WORK TO BE COMPLETED — Pull every line from the records that has the word "JSON" in it.

SOURCE MATERIAL —

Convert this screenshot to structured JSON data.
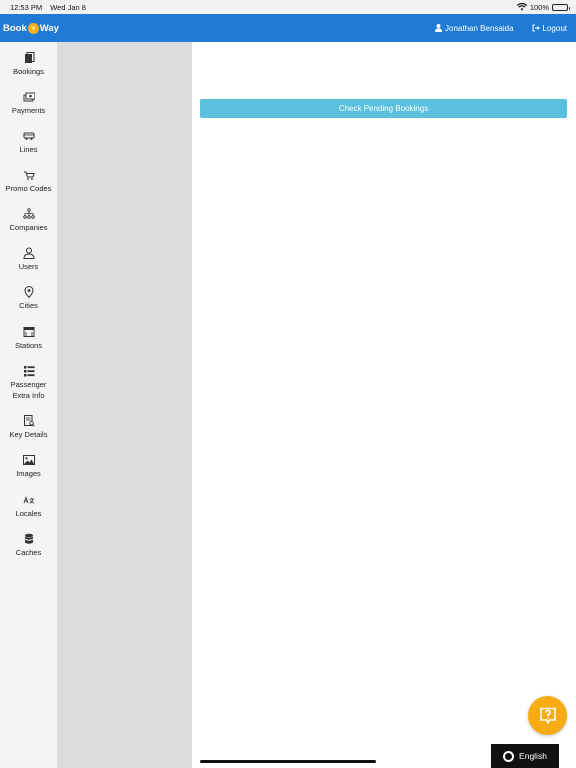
{
  "status_bar": {
    "time": "12:53 PM",
    "date": "Wed Jan 8",
    "battery": "100%"
  },
  "navbar": {
    "brand_left": "Book",
    "brand_logo_char": "☀",
    "brand_right": "Way",
    "user": "Jonathan Bensaida",
    "logout": "Logout",
    "color": "#1f7bd6"
  },
  "sidebar": {
    "items": [
      {
        "label": "Bookings",
        "icon": "bookings-icon"
      },
      {
        "label": "Payments",
        "icon": "payments-icon"
      },
      {
        "label": "Lines",
        "icon": "bus-icon"
      },
      {
        "label": "Promo Codes",
        "icon": "cart-icon"
      },
      {
        "label": "Companies",
        "icon": "sitemap-icon"
      },
      {
        "label": "Users",
        "icon": "user-icon"
      },
      {
        "label": "Cities",
        "icon": "map-pin-icon"
      },
      {
        "label": "Stations",
        "icon": "station-icon"
      },
      {
        "label": "Passenger\nExtra Info",
        "label_line1": "Passenger",
        "label_line2": "Extra Info",
        "icon": "list-icon"
      },
      {
        "label": "Key Details",
        "icon": "document-search-icon"
      },
      {
        "label": "Images",
        "icon": "image-icon"
      },
      {
        "label": "Locales",
        "icon": "translate-icon"
      },
      {
        "label": "Caches",
        "icon": "database-icon"
      }
    ]
  },
  "main": {
    "check_pending_label": "Check Pending Bookings",
    "button_color": "#5bc0de"
  },
  "help": {
    "icon": "question-bubble-icon",
    "color": "#f6ac12"
  },
  "language": {
    "label": "English"
  }
}
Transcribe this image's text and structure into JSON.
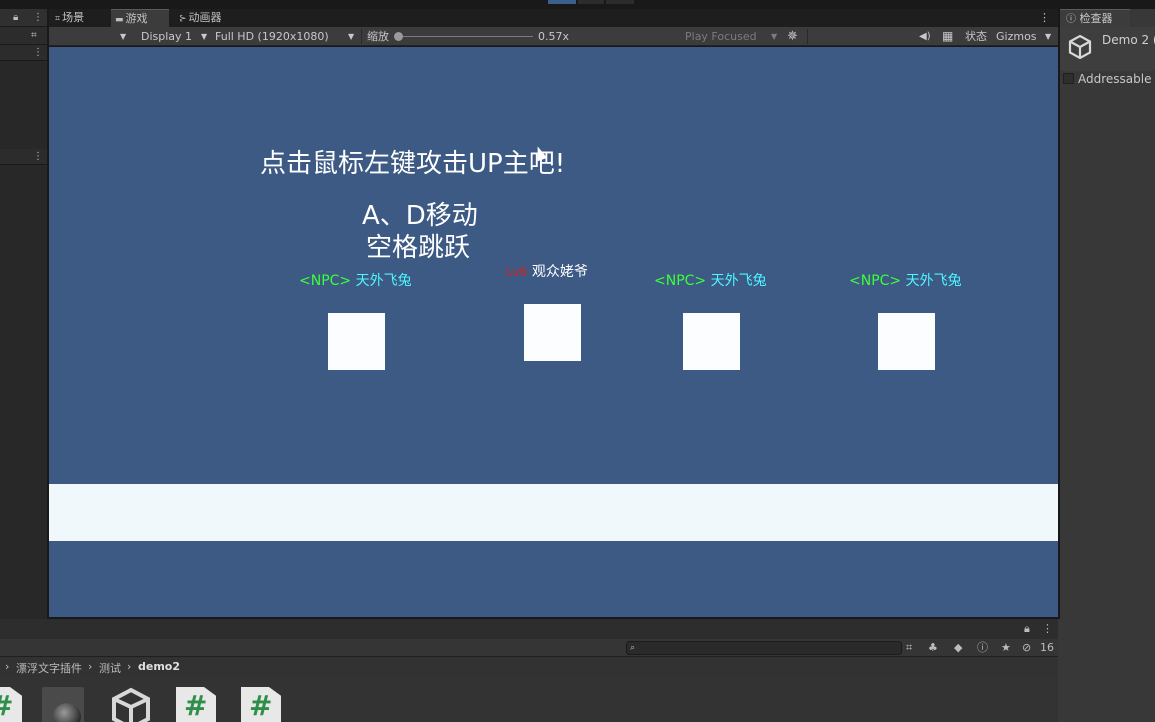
{
  "tabs": [
    {
      "label": "场景",
      "icon": "grid-icon"
    },
    {
      "label": "游戏",
      "icon": "gamepad-icon",
      "active": true
    },
    {
      "label": "动画器",
      "icon": "animator-icon"
    }
  ],
  "toolbar": {
    "display": "Display 1",
    "resolution": "Full HD (1920x1080)",
    "scale_label": "缩放",
    "scale_value": "0.57x",
    "play_mode": "Play Focused",
    "stats": "状态",
    "gizmos": "Gizmos"
  },
  "game": {
    "title": "点击鼠标左键攻击UP主吧!",
    "instructions_line1": "A、D移动",
    "instructions_line2": "空格跳跃",
    "npcs": [
      {
        "tag": "<NPC>",
        "name": "天外飞兔"
      },
      {
        "tag": "Lv6",
        "name": "观众姥爷"
      },
      {
        "tag": "<NPC>",
        "name": "天外飞兔"
      },
      {
        "tag": "<NPC>",
        "name": "天外飞兔"
      }
    ]
  },
  "inspector": {
    "tab": "检查器",
    "object_name": "Demo 2 (",
    "addressable_label": "Addressable"
  },
  "project": {
    "breadcrumb": [
      "漂浮文字插件",
      "测试",
      "demo2"
    ],
    "hidden_count": "16"
  },
  "colors": {
    "game_background": "#3c5a84",
    "npc_tag": "#3cff3c",
    "npc_name": "#4ff5ff",
    "level_tag": "#d62020"
  }
}
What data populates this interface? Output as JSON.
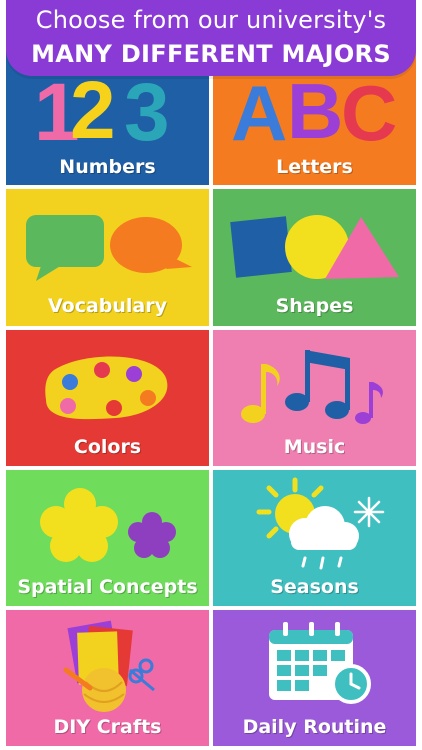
{
  "banner": {
    "line1": "Choose from our university's",
    "line2": "MANY DIFFERENT MAJORS"
  },
  "tiles": [
    {
      "label": "Numbers",
      "color": "#1f5fa6",
      "icon": "numbers-123-icon"
    },
    {
      "label": "Letters",
      "color": "#f47b20",
      "icon": "letters-abc-icon"
    },
    {
      "label": "Vocabulary",
      "color": "#f2d21e",
      "icon": "speech-bubbles-icon"
    },
    {
      "label": "Shapes",
      "color": "#5cb85c",
      "icon": "shapes-icon"
    },
    {
      "label": "Colors",
      "color": "#e53935",
      "icon": "paint-palette-icon"
    },
    {
      "label": "Music",
      "color": "#ef7fb0",
      "icon": "music-notes-icon"
    },
    {
      "label": "Spatial Concepts",
      "color": "#6fdc5c",
      "icon": "flowers-icon"
    },
    {
      "label": "Seasons",
      "color": "#3fbfc0",
      "icon": "weather-icon"
    },
    {
      "label": "DIY Crafts",
      "color": "#f06aa8",
      "icon": "crafts-icon"
    },
    {
      "label": "Daily Routine",
      "color": "#9b5ad9",
      "icon": "calendar-icon"
    }
  ],
  "icon_text": {
    "numbers": "123",
    "letters": "ABC"
  }
}
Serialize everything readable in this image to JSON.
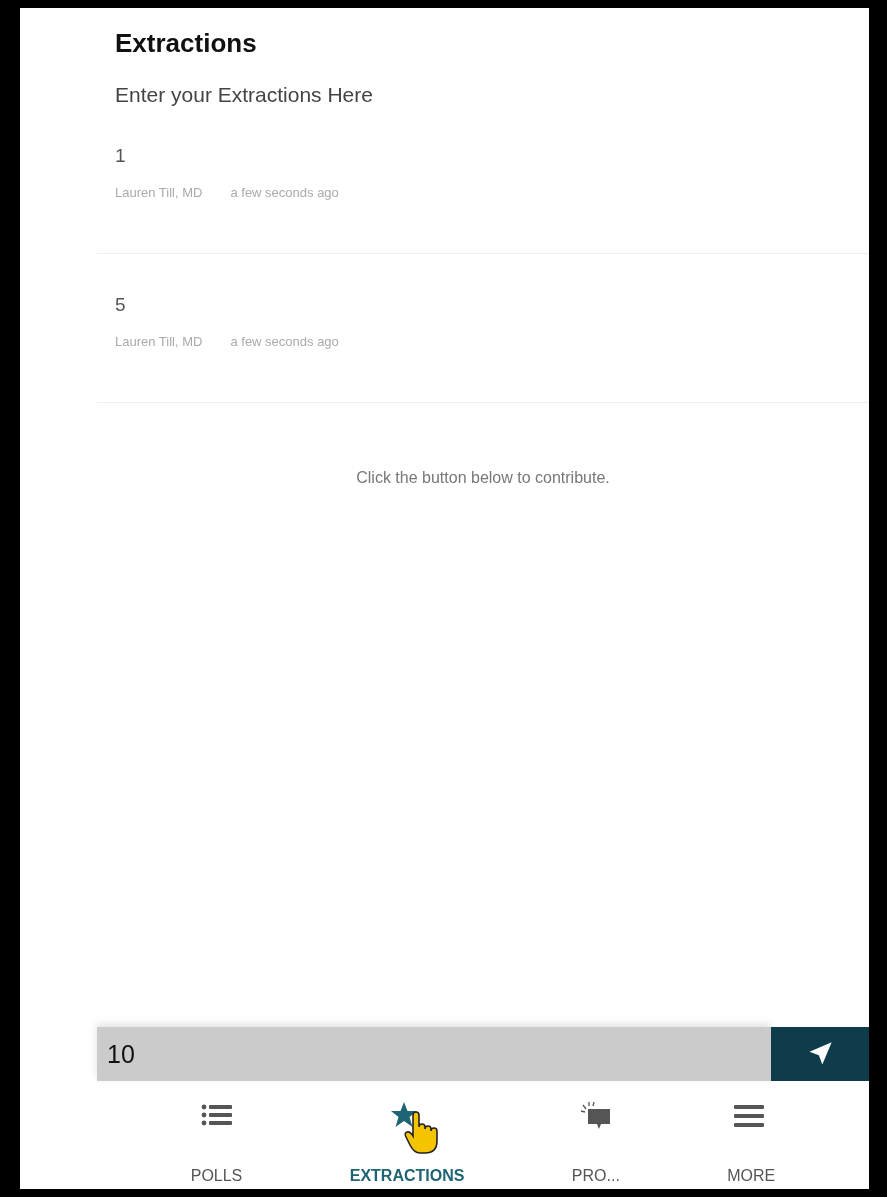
{
  "header": {
    "title": "Extractions",
    "subtitle": "Enter your Extractions Here"
  },
  "entries": [
    {
      "value": "1",
      "author": "Lauren Till, MD",
      "time": "a few seconds ago"
    },
    {
      "value": "5",
      "author": "Lauren Till, MD",
      "time": "a few seconds ago"
    }
  ],
  "empty_hint": "Click the button below to contribute.",
  "composer": {
    "value": "10"
  },
  "nav": [
    {
      "kind": "list",
      "label": "POLLS",
      "selected": false
    },
    {
      "kind": "star",
      "label": "EXTRACTIONS",
      "selected": true
    },
    {
      "kind": "speech",
      "label": "PRO...",
      "selected": false
    },
    {
      "kind": "menu",
      "label": "MORE",
      "selected": false
    }
  ]
}
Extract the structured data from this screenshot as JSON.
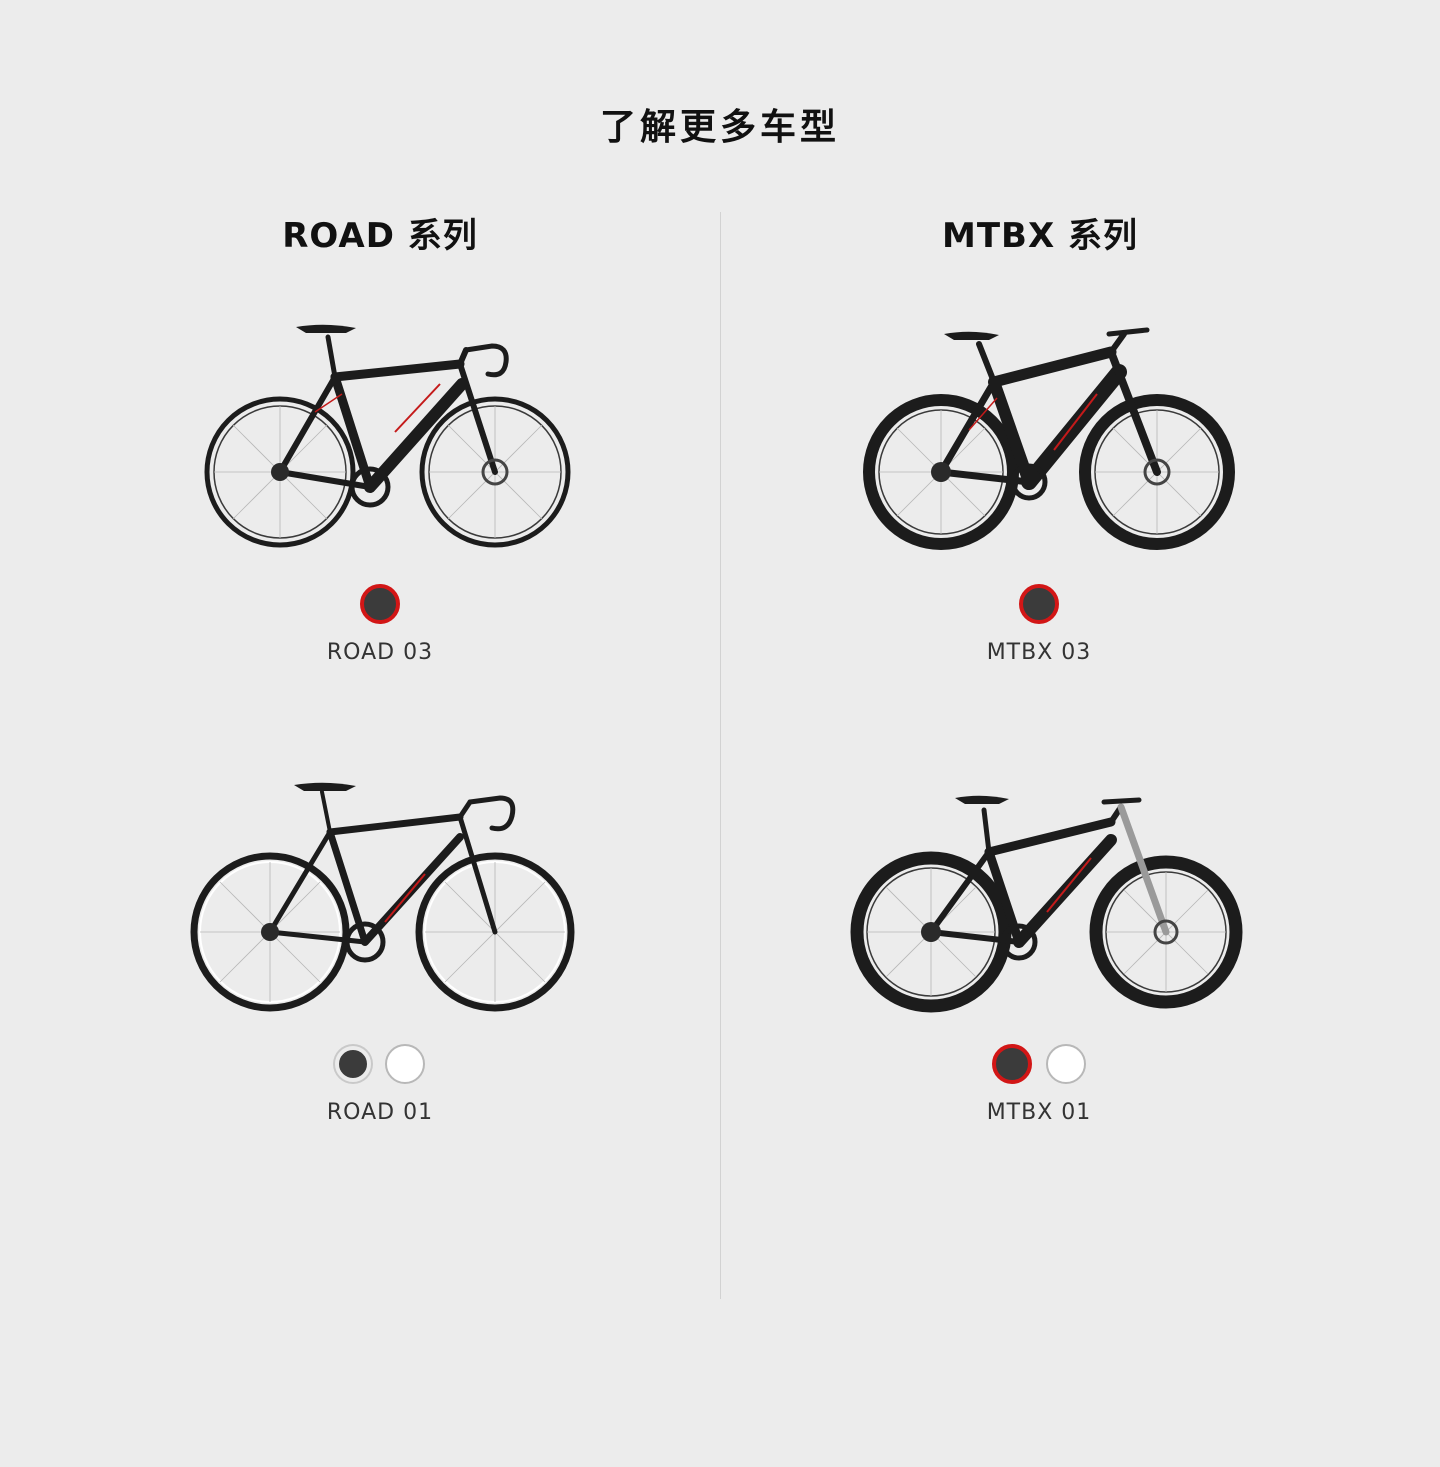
{
  "page": {
    "title": "了解更多车型"
  },
  "series": {
    "road": {
      "title": "ROAD 系列"
    },
    "mtbx": {
      "title": "MTBX 系列"
    }
  },
  "models": {
    "road03": {
      "name": "ROAD 03",
      "bike_type": "road",
      "colors": [
        "dark"
      ],
      "selected_color": "dark"
    },
    "mtbx03": {
      "name": "MTBX 03",
      "bike_type": "mountain",
      "colors": [
        "dark"
      ],
      "selected_color": "dark"
    },
    "road01": {
      "name": "ROAD 01",
      "bike_type": "road",
      "colors": [
        "dark",
        "light"
      ],
      "selected_color": "none"
    },
    "mtbx01": {
      "name": "MTBX 01",
      "bike_type": "mountain",
      "colors": [
        "dark",
        "light"
      ],
      "selected_color": "dark"
    }
  },
  "colors": {
    "background": "#ececec",
    "accent": "#d21616",
    "frame": "#1c1c1c",
    "frame_decal": "#c41a1a",
    "swatch_dark": "#3b3b3b",
    "swatch_light": "#ffffff",
    "divider": "#d2d2d2"
  },
  "icons": {
    "bike_image": "bicycle-illustration"
  }
}
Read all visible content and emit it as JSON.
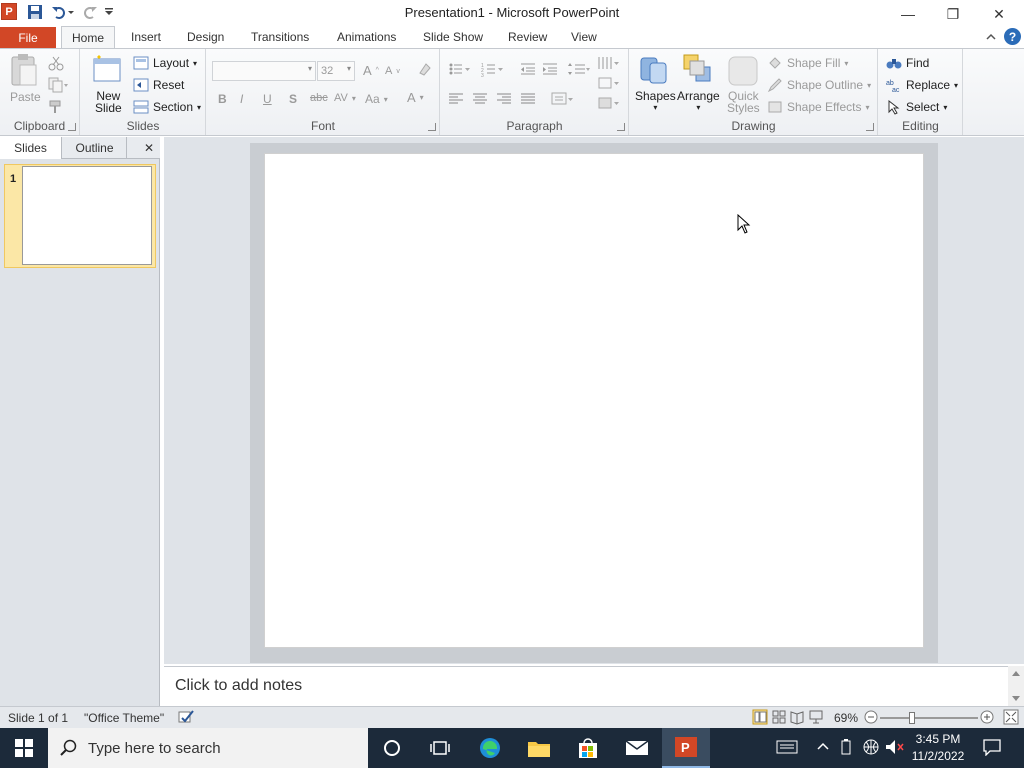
{
  "window": {
    "title": "Presentation1 - Microsoft PowerPoint",
    "app_icon_letter": "P",
    "minimize": "—",
    "restore": "❐",
    "close": "✕"
  },
  "tabs": {
    "file": "File",
    "home": "Home",
    "insert": "Insert",
    "design": "Design",
    "transitions": "Transitions",
    "animations": "Animations",
    "slide_show": "Slide Show",
    "review": "Review",
    "view": "View"
  },
  "ribbon": {
    "clipboard": {
      "label": "Clipboard",
      "paste": "Paste"
    },
    "slides": {
      "label": "Slides",
      "new_slide_1": "New",
      "new_slide_2": "Slide",
      "layout": "Layout",
      "reset": "Reset",
      "section": "Section"
    },
    "font": {
      "label": "Font",
      "size": "32",
      "bold": "B",
      "italic": "I",
      "underline": "U",
      "shadow": "S",
      "strike": "abc",
      "spacing": "AV",
      "case": "Aa",
      "color": "A",
      "grow": "A",
      "shrink": "A"
    },
    "paragraph": {
      "label": "Paragraph"
    },
    "drawing": {
      "label": "Drawing",
      "shapes": "Shapes",
      "arrange": "Arrange",
      "quick_styles_1": "Quick",
      "quick_styles_2": "Styles",
      "shape_fill": "Shape Fill",
      "shape_outline": "Shape Outline",
      "shape_effects": "Shape Effects"
    },
    "editing": {
      "label": "Editing",
      "find": "Find",
      "replace": "Replace",
      "select": "Select"
    }
  },
  "left_panel": {
    "slides_tab": "Slides",
    "outline_tab": "Outline",
    "close": "✕",
    "thumb_number": "1"
  },
  "notes": {
    "placeholder": "Click to add notes"
  },
  "status": {
    "slide_info": "Slide 1 of 1",
    "theme": "\"Office Theme\"",
    "zoom": "69%",
    "zoom_level": 0.69
  },
  "taskbar": {
    "search_placeholder": "Type here to search",
    "time": "3:45 PM",
    "date": "11/2/2022"
  },
  "colors": {
    "accent": "#d24726",
    "ribbon_bg": "#eef0f3",
    "taskbar": "#1c2a3a"
  }
}
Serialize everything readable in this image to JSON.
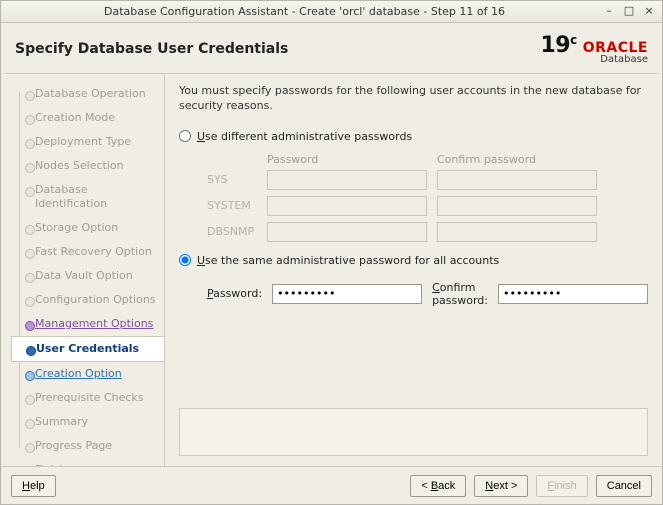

YOUR RESPONSE —
Convert this screenshot to structured JSON data.
Transcribe this image's text and structure into JSON.
What data populates this interface? Output as JSON.
Serialize everything readable in this image to JSON.
Extract the structured data from this screenshot as JSON.
Read all visible content and emit it as JSON.
Serialize everything readable in this image to JSON.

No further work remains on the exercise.